CNET también está disponible en español.

Ir a español

Don't show this again

Christmas Gift Guide
Tech Industry

Redmond's own remedy

Microsoft counters the government proposal to split it into two companies with its own remedy solution, which it says is more "fair and reasonable."

 


Microsoft refuses a bitter breakup pill and counters with its own proposal for remedies in the landmark antitrust suit. In several documents filed to the court, the software giant agrees to hide its Web browser within Windows and allow PC manufacturers to alter the first screen a person sees when turning on a computer.

 


   Microsoft trial documents
Microsoft breaks down the details and the language of the final judgment in the antitrust case
See full document

Microsoft disagrees with the government?s findings and argues that any remedy must not be punitive
See full document

Microsoft calls for the "summary rejection" of the government?s breakup proposal
See full document

Microsoft picks apart the government?s call for breakup, saying that the facts of the case don?t support such a "radical step"
See full document

Microsoft offers some alternatives, and suggests timelines for review
See full document

By CNET News.com staff
May 11, 2000, 1:40 p.m. PT

Experts frown on Microsoft solutions
If the software giant shows little contrition for abusing its monopoly, experts are wondering how its recommendations for modifying its behavior can be taken seriously.

Microsoft: We will bend, but not break
update The software giant agrees to immediately accept restrictions on its business practices if a federal judge dismisses a government proposal to break the company in two.

Full text: Breakup "inappropriate"
document The software giant in one of several documents filed to the court calls government plans to break it into two companies "unprecedented and wholly inappropriate."

Stock price keeps clouds over Redmond
update Microsoft stock sinks near a 52-week low at the same time it rejects the government breakup proposal and offers its own plan to address antitrust concerns.

Microsoft likely to win delay in antitrust case
The judge in the software giant's antitrust case probably will have to give the company at least some of the time it asked for to prepare its defense.

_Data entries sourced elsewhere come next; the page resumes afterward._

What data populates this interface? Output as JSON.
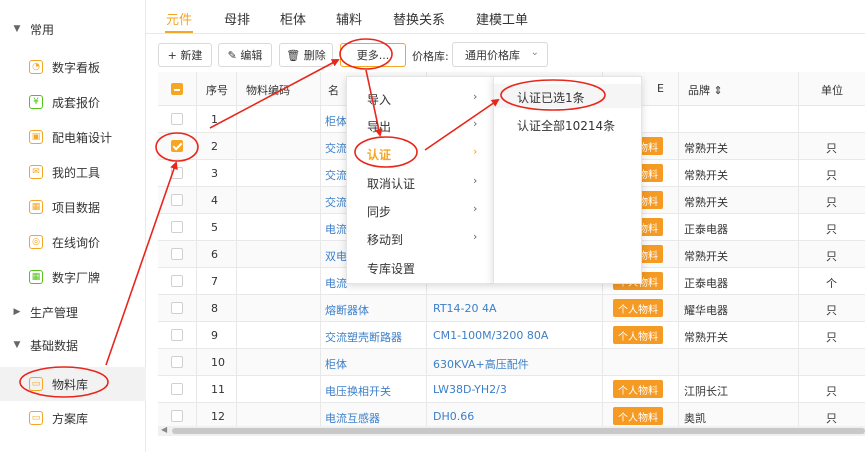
{
  "sidebar": {
    "groups": [
      {
        "label": "常用",
        "caret": "▼"
      },
      {
        "label": "生产管理",
        "caret": "▶"
      },
      {
        "label": "基础数据",
        "caret": "▼"
      }
    ],
    "items": [
      {
        "label": "数字看板",
        "icon": "dashboard-icon",
        "glyph": "◔"
      },
      {
        "label": "成套报价",
        "icon": "yen-icon",
        "glyph": "¥"
      },
      {
        "label": "配电箱设计",
        "icon": "cabinet-icon",
        "glyph": "▣"
      },
      {
        "label": "我的工具",
        "icon": "tools-icon",
        "glyph": "✉"
      },
      {
        "label": "项目数据",
        "icon": "grid-icon",
        "glyph": "▦"
      },
      {
        "label": "在线询价",
        "icon": "inquiry-icon",
        "glyph": "◎"
      },
      {
        "label": "数字厂牌",
        "icon": "apps-icon",
        "glyph": "▦"
      },
      {
        "label": "物料库",
        "icon": "material-icon",
        "glyph": "▭"
      },
      {
        "label": "方案库",
        "icon": "scheme-icon",
        "glyph": "▭"
      }
    ]
  },
  "tabs": [
    "元件",
    "母排",
    "柜体",
    "辅料",
    "替换关系",
    "建模工单"
  ],
  "toolbar": {
    "new": "+ 新建",
    "edit": "✎ 编辑",
    "delete": "🗑 删除",
    "more": "更多...",
    "price_label": "价格库:",
    "price_value": "通用价格库",
    "chevron": "⌄"
  },
  "table": {
    "headers": {
      "seq": "序号",
      "code": "物料编码",
      "name": "名",
      "badge": "E",
      "brand": "品牌 ⇕",
      "unit": "单位"
    },
    "badge_text": "个人物料",
    "rows": [
      {
        "seq": "1",
        "name": "柜体",
        "spec": "",
        "badge": false,
        "brand": "",
        "unit": "",
        "checked": false
      },
      {
        "seq": "2",
        "name": "交流",
        "spec": "",
        "badge": true,
        "brand": "常熟开关",
        "unit": "只",
        "checked": true
      },
      {
        "seq": "3",
        "name": "交流",
        "spec": "",
        "badge": true,
        "brand": "常熟开关",
        "unit": "只",
        "checked": false
      },
      {
        "seq": "4",
        "name": "交流",
        "spec": "",
        "badge": true,
        "brand": "常熟开关",
        "unit": "只",
        "checked": false
      },
      {
        "seq": "5",
        "name": "电流",
        "spec": "",
        "badge": true,
        "brand": "正泰电器",
        "unit": "只",
        "checked": false
      },
      {
        "seq": "6",
        "name": "双电",
        "spec": "",
        "badge": true,
        "brand": "常熟开关",
        "unit": "只",
        "checked": false
      },
      {
        "seq": "7",
        "name": "电流",
        "spec": "",
        "badge": true,
        "brand": "正泰电器",
        "unit": "个",
        "checked": false
      },
      {
        "seq": "8",
        "name": "熔断器体",
        "spec": "RT14-20 4A",
        "badge": true,
        "brand": "耀华电器",
        "unit": "只",
        "checked": false
      },
      {
        "seq": "9",
        "name": "交流塑壳断路器",
        "spec": "CM1-100M/3200 80A",
        "badge": true,
        "brand": "常熟开关",
        "unit": "只",
        "checked": false
      },
      {
        "seq": "10",
        "name": "柜体",
        "spec": "630KVA+高压配件",
        "badge": false,
        "brand": "",
        "unit": "",
        "checked": false
      },
      {
        "seq": "11",
        "name": "电压换相开关",
        "spec": "LW38D-YH2/3",
        "badge": true,
        "brand": "江阴长江",
        "unit": "只",
        "checked": false
      },
      {
        "seq": "12",
        "name": "电流互感器",
        "spec": "DH0.66",
        "badge": true,
        "brand": "奥凯",
        "unit": "只",
        "checked": false
      }
    ]
  },
  "menu": {
    "items": [
      {
        "label": "导入",
        "arrow": "›"
      },
      {
        "label": "导出",
        "arrow": "›"
      },
      {
        "label": "认证",
        "arrow": "›"
      },
      {
        "label": "取消认证",
        "arrow": "›"
      },
      {
        "label": "同步",
        "arrow": "›"
      },
      {
        "label": "移动到",
        "arrow": "›"
      },
      {
        "label": "专库设置",
        "arrow": ""
      }
    ],
    "submenu": [
      "认证已选1条",
      "认证全部10214条"
    ]
  },
  "colors": {
    "accent": "#f5a623",
    "annotation": "#e8271c",
    "link": "#3c7fc9"
  }
}
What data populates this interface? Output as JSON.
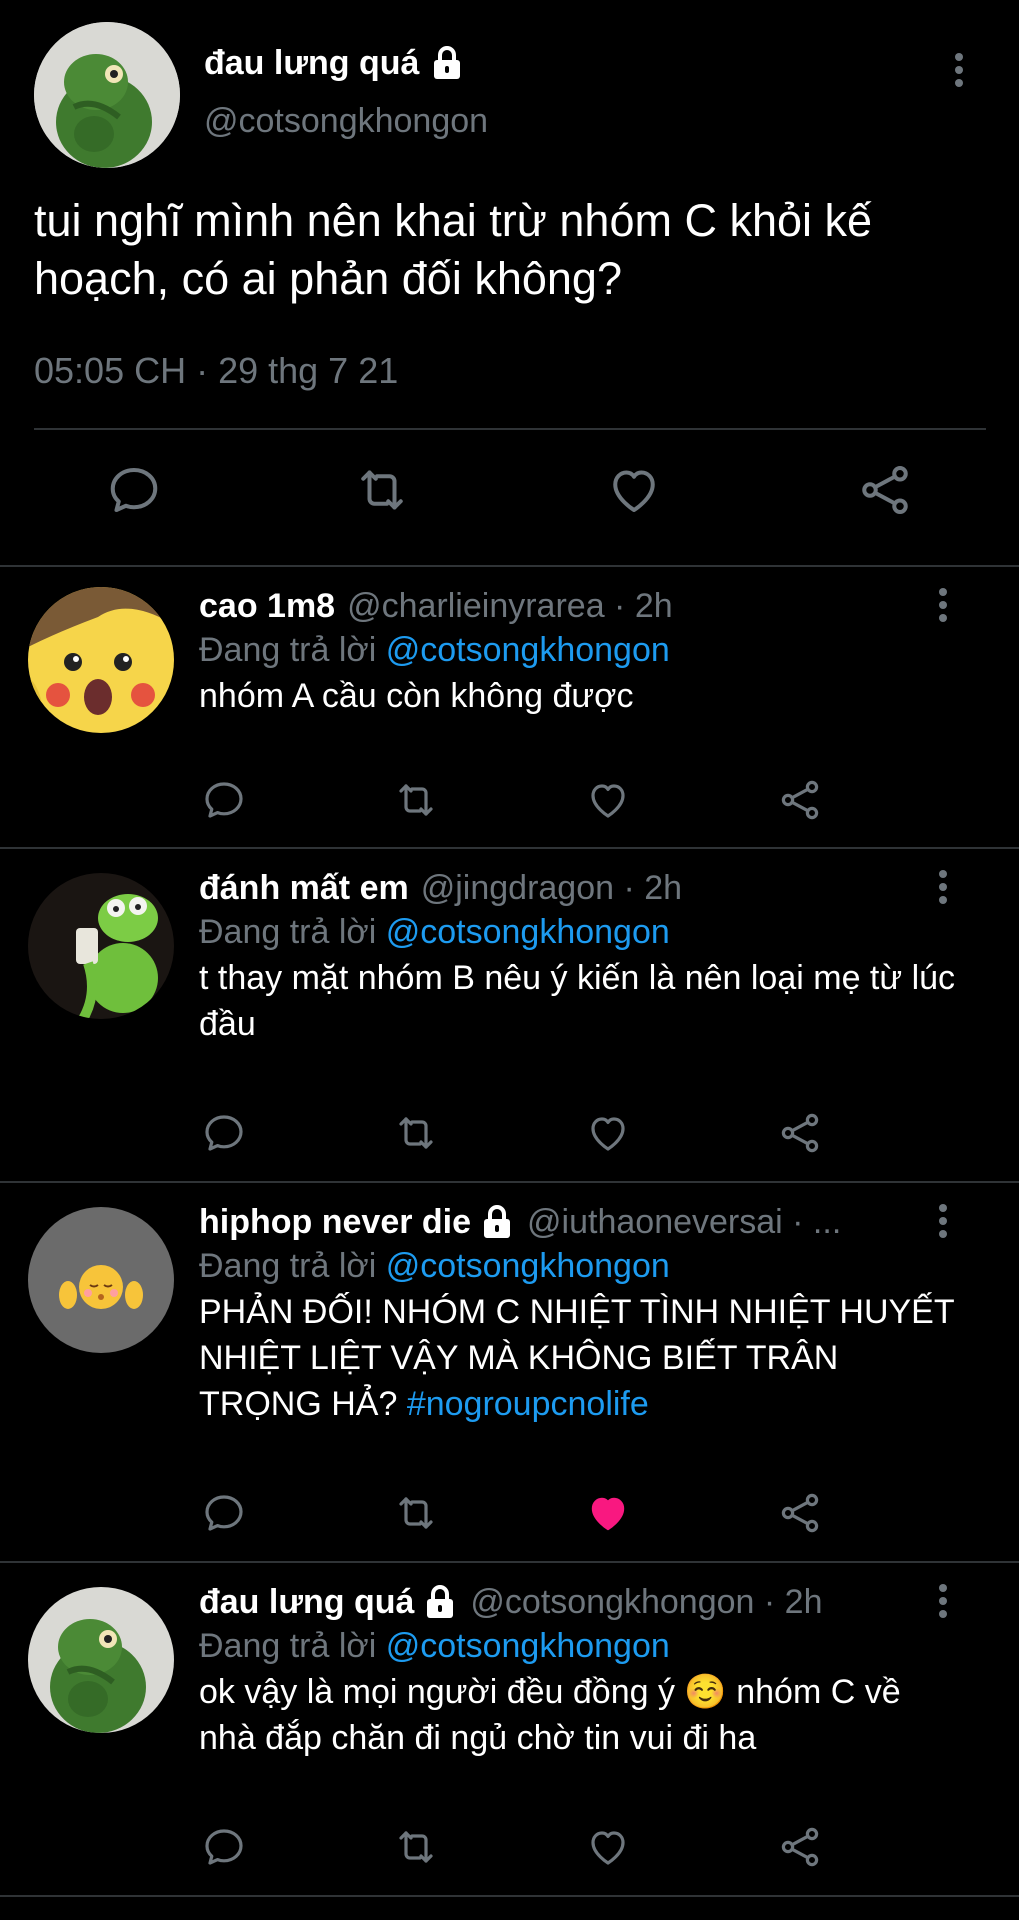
{
  "main_tweet": {
    "name": "đau lưng quá",
    "handle": "@cotsongkhongon",
    "text": "tui nghĩ mình nên khai trừ nhóm C khỏi kế hoạch, có ai phản đối không?",
    "time": "05:05 CH · 29 thg 7 21",
    "locked": true
  },
  "replies": [
    {
      "name": "cao 1m8",
      "handle": "@charlieinyrarea",
      "time": "2h",
      "locked": false,
      "replying_prefix": "Đang trả lời",
      "replying_to": "@cotsongkhongon",
      "text": "nhóm A cầu còn không được",
      "liked": false,
      "avatar": "pikachu"
    },
    {
      "name": "đánh mất em",
      "handle": "@jingdragon",
      "time": "2h",
      "locked": false,
      "replying_prefix": "Đang trả lời",
      "replying_to": "@cotsongkhongon",
      "text": "t thay mặt nhóm B nêu ý kiến là nên loại mẹ từ lúc đầu",
      "liked": false,
      "avatar": "kermit"
    },
    {
      "name": "hiphop never die",
      "handle": "@iuthaoneversai · ...",
      "time": "",
      "locked": true,
      "replying_prefix": "Đang trả lời",
      "replying_to": "@cotsongkhongon",
      "text": "PHẢN ĐỐI! NHÓM C NHIỆT TÌNH NHIỆT HUYẾT NHIỆT LIỆT VẬY MÀ KHÔNG BIẾT TRÂN TRỌNG HẢ?",
      "hashtag": "#nogroupcnolife",
      "liked": true,
      "avatar": "emoji"
    },
    {
      "name": "đau lưng quá",
      "handle": "@cotsongkhongon",
      "time": "2h",
      "locked": true,
      "replying_prefix": "Đang trả lời",
      "replying_to": "@cotsongkhongon",
      "text": "ok vậy là mọi người đều đồng ý ☺️ nhóm C về nhà đắp chăn đi ngủ chờ tin vui đi ha",
      "liked": false,
      "avatar": "frog"
    }
  ],
  "icons": {
    "reply": "speech-bubble-icon",
    "retweet": "retweet-icon",
    "like": "heart-icon",
    "share": "share-icon",
    "more": "vertical-dots-icon",
    "lock": "lock-icon"
  },
  "colors": {
    "background": "#000000",
    "text_primary": "#ffffff",
    "text_secondary": "#6e767d",
    "link": "#1d9bf0",
    "like_active": "#f91880",
    "divider": "#2f3336"
  }
}
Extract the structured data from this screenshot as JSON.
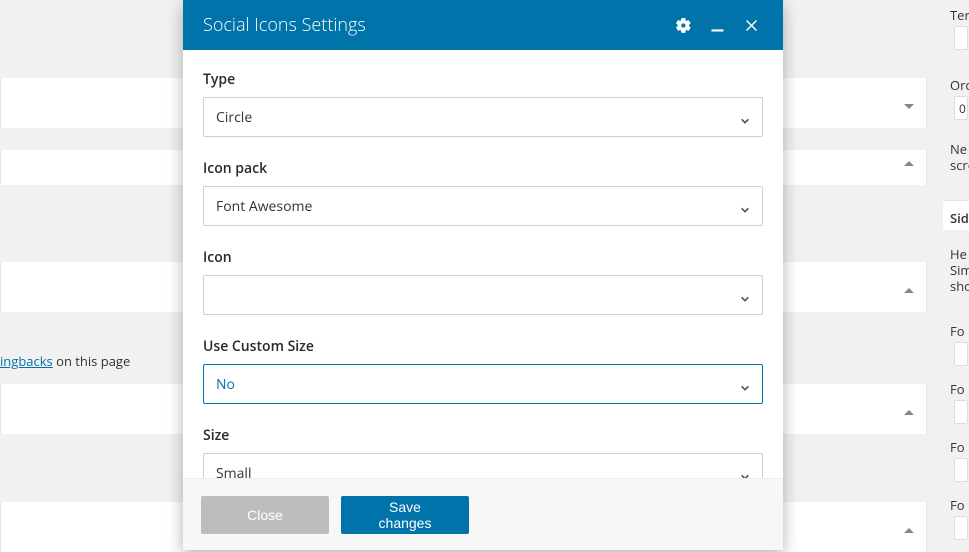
{
  "modal": {
    "title": "Social Icons Settings",
    "fields": {
      "type": {
        "label": "Type",
        "value": "Circle"
      },
      "icon_pack": {
        "label": "Icon pack",
        "value": "Font Awesome"
      },
      "icon": {
        "label": "Icon",
        "value": ""
      },
      "use_custom_size": {
        "label": "Use Custom Size",
        "value": "No"
      },
      "size": {
        "label": "Size",
        "value": "Small"
      }
    },
    "buttons": {
      "close": "Close",
      "save": "Save changes"
    }
  },
  "background": {
    "pingbacks_link": "ingbacks",
    "pingbacks_text": " on this page",
    "side_labels": {
      "ter": "Ter",
      "order_value": "0",
      "nex": "Ne",
      "scr": "scre",
      "sid": "Sid",
      "hex": "He",
      "sim": "Sim",
      "sho": "sho",
      "fo1": "Fo",
      "fo2": "Fo",
      "fo3": "Fo",
      "fo4": "Fo"
    }
  }
}
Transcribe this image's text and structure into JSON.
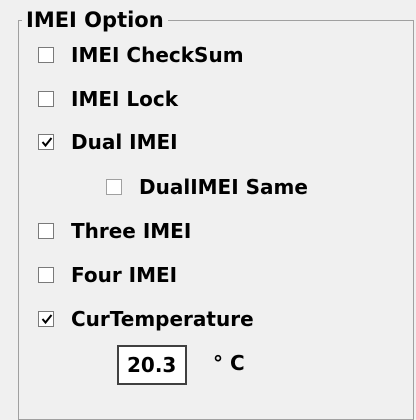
{
  "group": {
    "title": "IMEI Option"
  },
  "options": {
    "imei_checksum": {
      "label": "IMEI CheckSum",
      "checked": false
    },
    "imei_lock": {
      "label": "IMEI Lock",
      "checked": false
    },
    "dual_imei": {
      "label": "Dual IMEI",
      "checked": true
    },
    "dual_imei_same": {
      "label": "DualIMEI Same",
      "checked": false
    },
    "three_imei": {
      "label": "Three IMEI",
      "checked": false
    },
    "four_imei": {
      "label": "Four IMEI",
      "checked": false
    },
    "cur_temperature": {
      "label": "CurTemperature",
      "checked": true
    }
  },
  "temperature": {
    "value": "20.3",
    "unit": "° C"
  }
}
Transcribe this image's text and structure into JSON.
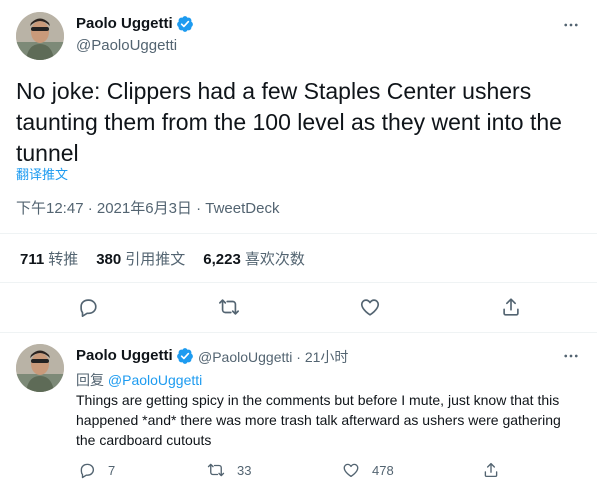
{
  "main_tweet": {
    "author_name": "Paolo Uggetti",
    "author_handle": "@PaoloUggetti",
    "text": "No joke: Clippers had a few Staples Center ushers taunting them from the 100 level as they went into the tunnel",
    "translate_label": "翻译推文",
    "timestamp": "下午12:47 · 2021年6月3日",
    "separator": " · ",
    "source": "TweetDeck",
    "stats": [
      {
        "count": "711",
        "label": "转推"
      },
      {
        "count": "380",
        "label": "引用推文"
      },
      {
        "count": "6,223",
        "label": "喜欢次数"
      }
    ]
  },
  "reply_tweet": {
    "author_name": "Paolo Uggetti",
    "author_handle": "@PaoloUggetti",
    "time": "· 21小时",
    "replying_prefix": "回复",
    "replying_to": "@PaoloUggetti",
    "text": "Things are getting spicy in the comments but before I mute, just know that this happened *and* there was more trash talk afterward as ushers were gathering the cardboard cutouts",
    "reply_count": "7",
    "retweet_count": "33",
    "like_count": "478"
  },
  "colors": {
    "verified": "#1d9bf0",
    "link": "#1d9bf0",
    "secondary_text": "#536471",
    "divider": "#eff3f4"
  },
  "icons": [
    "verified-badge-icon",
    "more-icon",
    "reply-icon",
    "retweet-icon",
    "like-icon",
    "share-icon"
  ]
}
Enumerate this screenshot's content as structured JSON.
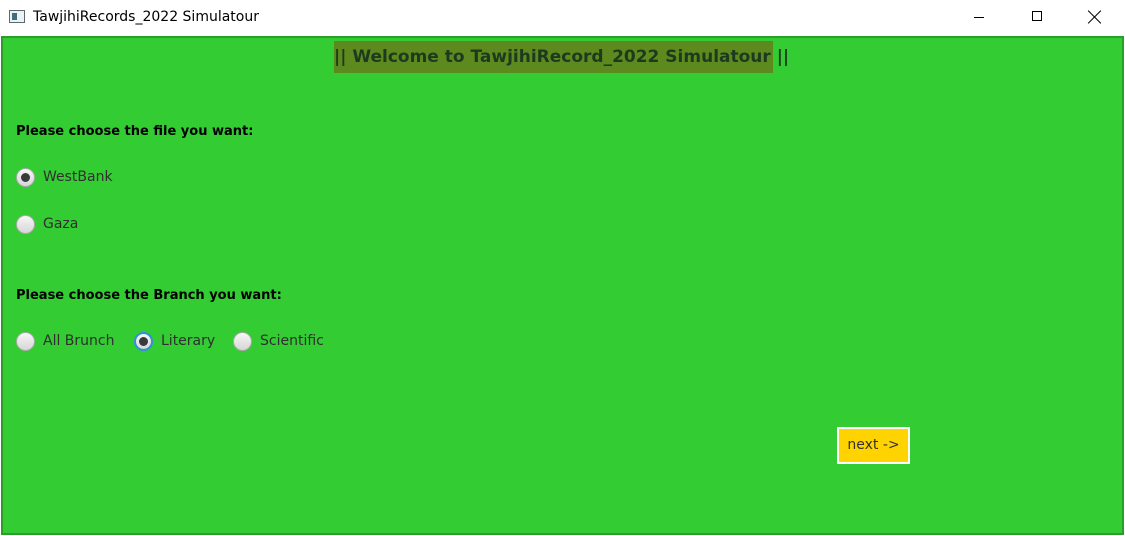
{
  "window": {
    "title": "TawjihiRecords_2022 Simulatour"
  },
  "banner": {
    "text": "|| Welcome to TawjihiRecord_2022 Simulatour ||"
  },
  "file_section": {
    "label": "Please choose the file you want:",
    "options": [
      {
        "label": "WestBank",
        "selected": true
      },
      {
        "label": "Gaza",
        "selected": false
      }
    ]
  },
  "branch_section": {
    "label": "Please choose the Branch you want:",
    "options": [
      {
        "label": "All Brunch",
        "selected": false
      },
      {
        "label": "Literary",
        "selected": true
      },
      {
        "label": "Scientific",
        "selected": false
      }
    ]
  },
  "next_button": {
    "label": "next ->"
  },
  "colors": {
    "background": "#33cc33",
    "banner": "#5c8a1f",
    "button": "#ffd300",
    "focus": "#2f8fe0"
  }
}
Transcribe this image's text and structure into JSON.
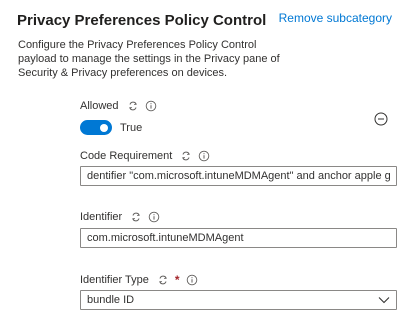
{
  "header": {
    "title": "Privacy Preferences Policy Control",
    "remove_link": "Remove subcategory",
    "description": "Configure the Privacy Preferences Policy Control payload to manage the settings in the Privacy pane of Security & Privacy preferences on devices."
  },
  "fields": {
    "allowed": {
      "label": "Allowed",
      "toggle_on": true,
      "toggle_text": "True"
    },
    "code_requirement": {
      "label": "Code Requirement",
      "value": "dentifier \"com.microsoft.intuneMDMAgent\" and anchor apple generi..."
    },
    "identifier": {
      "label": "Identifier",
      "value": "com.microsoft.intuneMDMAgent"
    },
    "identifier_type": {
      "label": "Identifier Type",
      "required_marker": "*",
      "selected": "bundle ID"
    }
  },
  "colors": {
    "accent": "#0078d4",
    "required": "#a4262c",
    "border": "#8a8886"
  },
  "icons": {
    "sync": "sync-icon",
    "info": "info-icon",
    "remove": "minus-circle-icon",
    "dropdown": "chevron-down-icon"
  }
}
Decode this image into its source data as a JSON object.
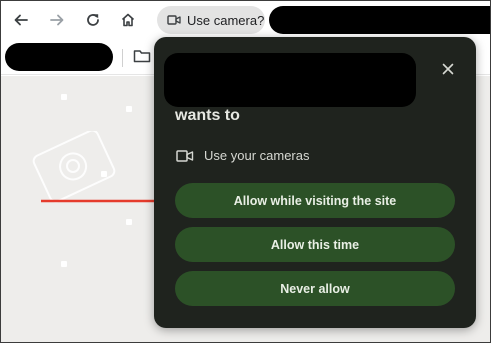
{
  "toolbar": {
    "back_icon": "arrow-left-icon",
    "forward_icon": "arrow-right-icon",
    "reload_icon": "reload-icon",
    "home_icon": "home-icon",
    "permission_chip_label": "Use camera?",
    "camera_icon": "camera-icon"
  },
  "bookmarks": {
    "folder_icon": "folder-icon"
  },
  "popup": {
    "heading": "wants to",
    "permission_label": "Use your cameras",
    "close_icon": "close-icon",
    "buttons": [
      {
        "label": "Allow while visiting the site"
      },
      {
        "label": "Allow this time"
      },
      {
        "label": "Never allow"
      }
    ]
  },
  "annotation": {
    "arrow_color": "#e53b2c"
  },
  "colors": {
    "popup_bg": "#1f231e",
    "button_bg": "#2c5127",
    "page_bg": "#eeedeb"
  }
}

previous coverage
Klein: Microsoft used monopoly "tricks"
update The Justice Department's top trustbuster says Microsoft's anti-competitive actions were not invented for the New Economy but instead relied on "time-tested tricks" of monopolists.

Government to judge: Break up Microsoft
update The Justice Department and several states ask a federal judge to break Microsoft into two companies to prevent it from further abusing its monopoly position in the software market.

Industry views breakup as too little, too late
news analysis Many in the high-tech industry view the proposal as ineffective at best and, at worst, an ill-conceived action that addresses obsolete issues.

The trial basics: Key questions and players
Q&A After more than 18 months in and out of the courts, it may be getting a little tough to keep track of the Microsoft antitrust trial.